What the exercise asks →
For each record that follows, give it back exactly, with no pictures included.

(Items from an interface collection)
★ ★ ★ ★

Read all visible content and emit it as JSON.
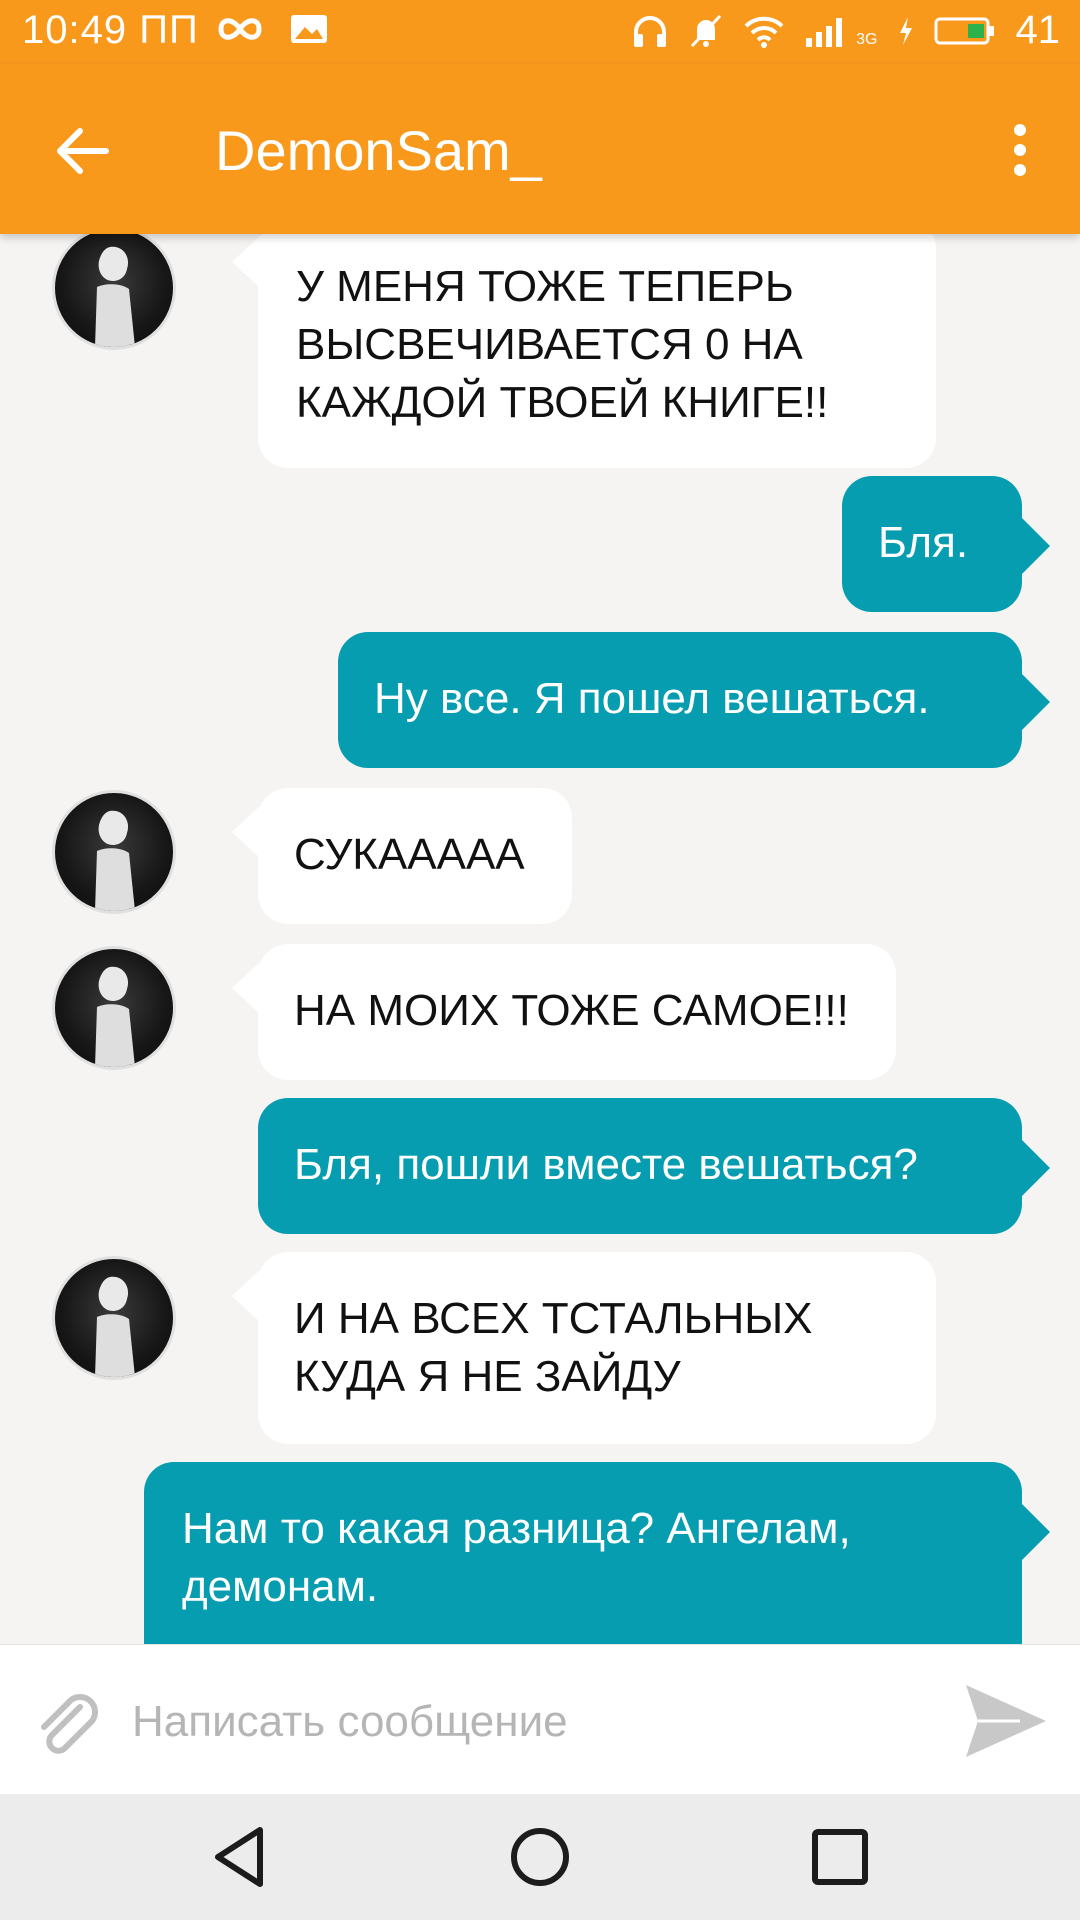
{
  "status_bar": {
    "time": "10:49 ПП",
    "network_type": "3G",
    "battery": "41",
    "icons": [
      "infinity-icon",
      "image-icon",
      "headphones-icon",
      "bell-muted-icon",
      "wifi-icon",
      "signal-icon",
      "charging-icon",
      "battery-icon"
    ]
  },
  "toolbar": {
    "title": "DemonSam_",
    "back_icon": "back-arrow-icon",
    "menu_icon": "more-vert-icon"
  },
  "colors": {
    "accent": "#f8991c",
    "outgoing_bubble": "#079db0",
    "incoming_bubble": "#ffffff",
    "background": "#f6f4f2"
  },
  "messages": [
    {
      "side": "in",
      "text": "У МЕНЯ ТОЖЕ ТЕПЕРЬ ВЫСВЕЧИВАЕТСЯ 0 НА КАЖДОЙ ТВОЕЙ КНИГЕ!!"
    },
    {
      "side": "out",
      "text": "Бля."
    },
    {
      "side": "out",
      "text": "Ну все. Я пошел вешаться."
    },
    {
      "side": "in",
      "text": "СУКААААА"
    },
    {
      "side": "in",
      "text": "НА МОИХ ТОЖЕ САМОЕ!!!"
    },
    {
      "side": "out",
      "text": "Бля, пошли вместе вешаться?"
    },
    {
      "side": "in",
      "text": "И НА ВСЕХ ТСТАЛЬНЫХ КУДА Я НЕ ЗАЙДУ"
    },
    {
      "side": "out",
      "text": "Нам то какая разница? Ангелам, демонам."
    }
  ],
  "composer": {
    "placeholder": "Написать сообщение",
    "attach_icon": "paperclip-icon",
    "send_icon": "send-icon"
  },
  "nav_bar": {
    "icons": [
      "nav-back-icon",
      "nav-home-icon",
      "nav-recents-icon"
    ]
  }
}
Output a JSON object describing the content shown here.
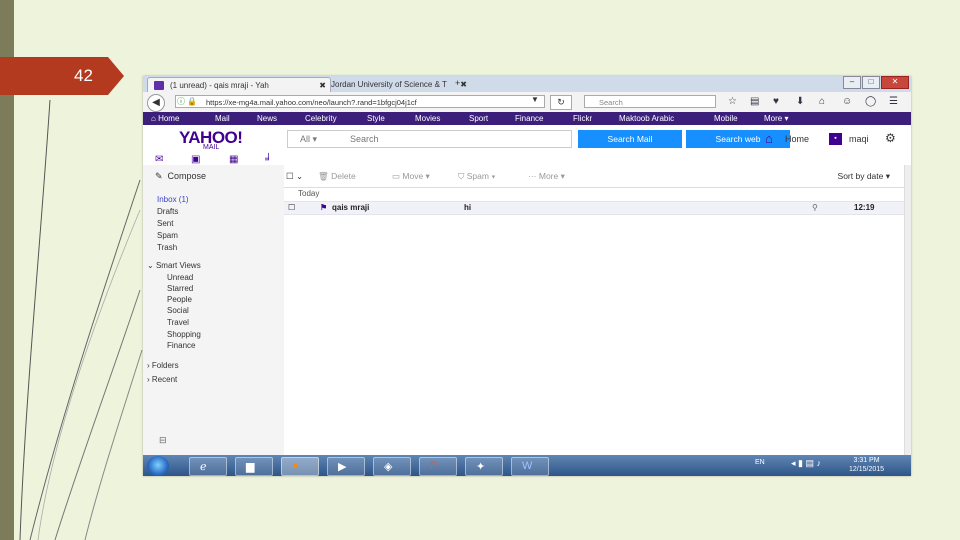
{
  "slide": {
    "number": "42"
  },
  "browser": {
    "tabs": [
      {
        "label": "(1 unread) - qais mraji - Yah",
        "active": true
      },
      {
        "label": "Jordan University of Science & T",
        "active": false
      }
    ],
    "new_tab": "+",
    "url": "https://xe-mg4a.mail.yahoo.com/neo/launch?.rand=1bfgcj04j1cf",
    "search_placeholder": "Search",
    "window_buttons": [
      "–",
      "□",
      "✕"
    ]
  },
  "yahoo_nav": [
    "Home",
    "Mail",
    "News",
    "Celebrity",
    "Style",
    "Movies",
    "Sport",
    "Finance",
    "Flickr",
    "Maktoob Arabic",
    "Mobile",
    "More ▾"
  ],
  "header": {
    "logo": "YAHOO!",
    "logo_sub": "MAIL",
    "search_scope": "All ▾",
    "search_placeholder": "Search",
    "search_mail": "Search Mail",
    "search_web": "Search web",
    "home": "Home",
    "user": "maqi"
  },
  "sidebar": {
    "compose": "Compose",
    "folders": [
      "Inbox (1)",
      "Drafts",
      "Sent",
      "Spam",
      "Trash"
    ],
    "smart_views_header": "Smart Views",
    "smart_views": [
      "Unread",
      "Starred",
      "People",
      "Social",
      "Travel",
      "Shopping",
      "Finance"
    ],
    "folders_header": "Folders",
    "recent_header": "Recent"
  },
  "toolbar": {
    "delete": "Delete",
    "move": "Move ▾",
    "spam": "Spam ▾",
    "more": "More ▾",
    "sort": "Sort by date ▾"
  },
  "messages": {
    "group": "Today",
    "rows": [
      {
        "sender": "qais mraji",
        "subject": "hi",
        "time": "12:19"
      }
    ]
  },
  "taskbar": {
    "language": "EN",
    "time": "3:31 PM",
    "date": "12/15/2015"
  }
}
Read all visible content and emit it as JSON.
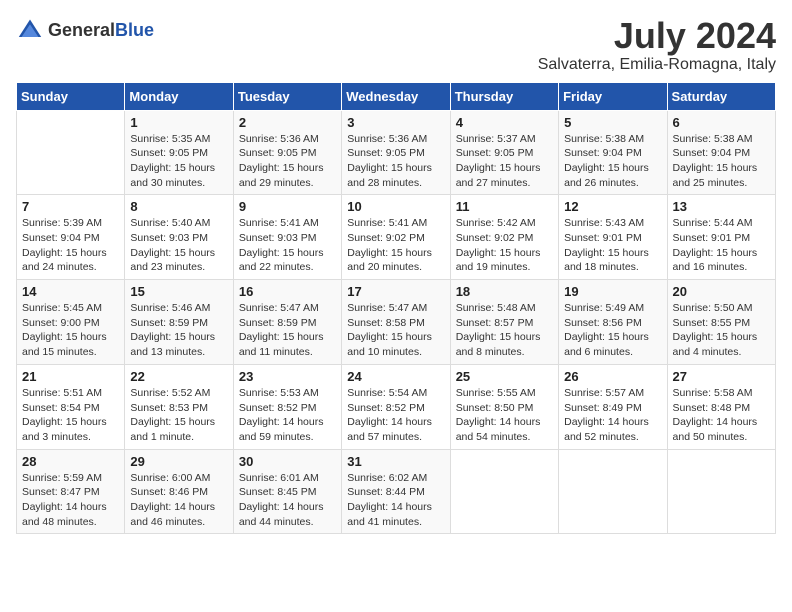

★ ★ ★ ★

Your solution →
Read all visible content and emit it as JSON.
{
  "status_bar": {
    "time": "10:49 ПП",
    "network_type": "3G",
    "battery": "41",
    "icons": [
      "infinity-icon",
      "image-icon",
      "headphones-icon",
      "bell-muted-icon",
      "wifi-icon",
      "signal-icon",
      "charging-icon",
      "battery-icon"
    ]
  },
  "toolbar": {
    "title": "DemonSam_",
    "back_icon": "back-arrow-icon",
    "menu_icon": "more-vert-icon"
  },
  "colors": {
    "accent": "#f8991c",
    "outgoing_bubble": "#079db0",
    "incoming_bubble": "#ffffff",
    "background": "#f6f4f2"
  },
  "messages": [
    {
      "side": "in",
      "text": "У МЕНЯ ТОЖЕ ТЕПЕРЬ ВЫСВЕЧИВАЕТСЯ 0 НА КАЖДОЙ ТВОЕЙ КНИГЕ!!"
    },
    {
      "side": "out",
      "text": "Бля."
    },
    {
      "side": "out",
      "text": "Ну все. Я пошел вешаться."
    },
    {
      "side": "in",
      "text": "СУКААААА"
    },
    {
      "side": "in",
      "text": "НА МОИХ ТОЖЕ САМОЕ!!!"
    },
    {
      "side": "out",
      "text": "Бля, пошли вместе вешаться?"
    },
    {
      "side": "in",
      "text": "И НА ВСЕХ ТСТАЛЬНЫХ КУДА Я НЕ ЗАЙДУ"
    },
    {
      "side": "out",
      "text": "Нам то какая разница? Ангелам, демонам."
    }
  ],
  "composer": {
    "placeholder": "Написать сообщение",
    "attach_icon": "paperclip-icon",
    "send_icon": "send-icon"
  },
  "nav_bar": {
    "icons": [
      "nav-back-icon",
      "nav-home-icon",
      "nav-recents-icon"
    ]
  }
}
Output a JSON object describing the content shown here.
{
  "slide": {
    "number": "42"
  },
  "browser": {
    "tabs": [
      {
        "label": "(1 unread) - qais mraji - Yah",
        "active": true
      },
      {
        "label": "Jordan University of Science & T",
        "active": false
      }
    ],
    "new_tab": "+",
    "url": "https://xe-mg4a.mail.yahoo.com/neo/launch?.rand=1bfgcj04j1cf",
    "search_placeholder": "Search",
    "window_buttons": [
      "–",
      "□",
      "✕"
    ]
  },
  "yahoo_nav": [
    "Home",
    "Mail",
    "News",
    "Celebrity",
    "Style",
    "Movies",
    "Sport",
    "Finance",
    "Flickr",
    "Maktoob Arabic",
    "Mobile",
    "More ▾"
  ],
  "header": {
    "logo": "YAHOO!",
    "logo_sub": "MAIL",
    "search_scope": "All ▾",
    "search_placeholder": "Search",
    "search_mail": "Search Mail",
    "search_web": "Search web",
    "home": "Home",
    "user": "maqi"
  },
  "sidebar": {
    "compose": "Compose",
    "folders": [
      "Inbox (1)",
      "Drafts",
      "Sent",
      "Spam",
      "Trash"
    ],
    "smart_views_header": "Smart Views",
    "smart_views": [
      "Unread",
      "Starred",
      "People",
      "Social",
      "Travel",
      "Shopping",
      "Finance"
    ],
    "folders_header": "Folders",
    "recent_header": "Recent"
  },
  "toolbar": {
    "delete": "Delete",
    "move": "Move ▾",
    "spam": "Spam ▾",
    "more": "More ▾",
    "sort": "Sort by date ▾"
  },
  "messages": {
    "group": "Today",
    "rows": [
      {
        "sender": "qais mraji",
        "subject": "hi",
        "time": "12:19"
      }
    ]
  },
  "taskbar": {
    "language": "EN",
    "time": "3:31 PM",
    "date": "12/15/2015"
  }
}
Read all visible content and emit it as JSON.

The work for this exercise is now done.